Job Boards, Social Media Networking Sites Can Set Cyber Attacks in Motion
One of the most common cyber security questions I get is: How do attackers plan/carry out their attacks? I thought this would be a great topic to address since we are always asked to explain the risk of any audit observation we make. So, what is risk anyway? In a cyber security context, think of risk as the overall probability of our systems or data being compromised by a malicious individual.
Attackers (which could be insiders) make up one piece of our risk equation, the other piece being vulnerabilities. If one piece of the risk equation does not exist (attackers or vulnerabilities), then there would be no risk to our systems and/or data. Why? Because if the world was full of attackers, but our systems/data were not vulnerable to any attack, then the attackers could not steal our data. In a similar way, if we ran a system full of vulnerabilities (think Windows XP, which is no longer supported by Microsoft), but attackers simply did not exist, then there would not be a risk of our systems or data being compromised.
So, how do attackers operate? Here are some common techniques:
1. Attackers perform reconnaissance activities on the targeted organization and can gather data from the following:
- Job boards
- Social networking sites, such as LinkedIn, Facebook, Twitter, Google+
- Employees (e.g., sales, human resources, executives)
2. The data uncovered during reconnaissance allows the attacker to identify who/what to target within your organization. Next, the attacker prepares and delivers the exploit to your organization. The following are common methods of delivery:
- Watering hole attacks are used to infect websites that your users/members of your group are known to visit.
- Spear phishing attacks are used to trick specific users into infecting their system.
3. Once on your network, the attacker will attempt to compromise additional systems and exfiltrate your data. They do this by exploiting known/unknown system vulnerabilities via command and control.
There you have it – those are the basic steps of an attack. I recommend you watch this video produced by Cisco that illustrates an attack better than I can. Here are some recommendations that can be acted upon:
- Ensure your organization has an adequate cyber security awareness program in place.
- Ensure your organization conducts spear phishing exercises on all employees.
- Work with human resources to avoid including too much detail in job ads.
- Monitor social media use/review public posts made about your company.
- Educate your employees on what information should not be disclosed to anyone in normal day-to-day conversations.
- Ensure adequate malware prevention capabilities are in place.
- Ensure adequate intrusion detection/incident-handling capabilities are in place.

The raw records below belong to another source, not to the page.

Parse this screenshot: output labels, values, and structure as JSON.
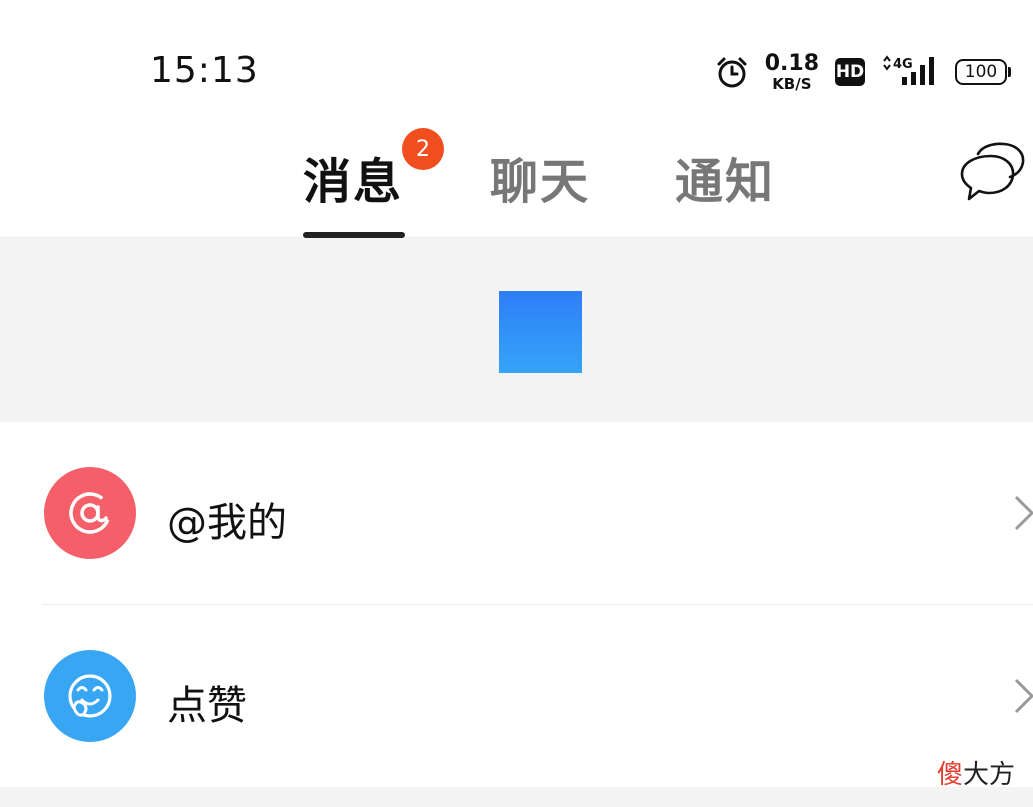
{
  "status_bar": {
    "time": "15:13",
    "net_speed_value": "0.18",
    "net_speed_unit": "KB/S",
    "hd_label": "HD",
    "network_label": "4G",
    "battery_level": "100",
    "icons": [
      "alarm-icon",
      "hd-icon",
      "signal-icon",
      "battery-icon"
    ]
  },
  "tabs": [
    {
      "label": "消息",
      "active": true,
      "badge": "2"
    },
    {
      "label": "聊天",
      "active": false
    },
    {
      "label": "通知",
      "active": false
    }
  ],
  "header_icons": [
    "chat-bubbles-icon"
  ],
  "banner": {
    "image_color": "#2f86f7"
  },
  "list": [
    {
      "label": "@我的",
      "icon": "at-icon",
      "icon_bg": "#f45f69"
    },
    {
      "label": "点赞",
      "icon": "like-face-icon",
      "icon_bg": "#38a6f2"
    }
  ],
  "watermark": {
    "accent": "傻",
    "rest": "大方"
  },
  "colors": {
    "badge": "#f04e1e",
    "active_tab": "#111111",
    "inactive_tab": "#777777"
  }
}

Editor’s note: Jesse Fernandez presented on auditing cyber security at North America CACS 2017. For highlights and key takeaways from the North America CACS and EuroCACS conferences, read the CACS 2017 Conference Report.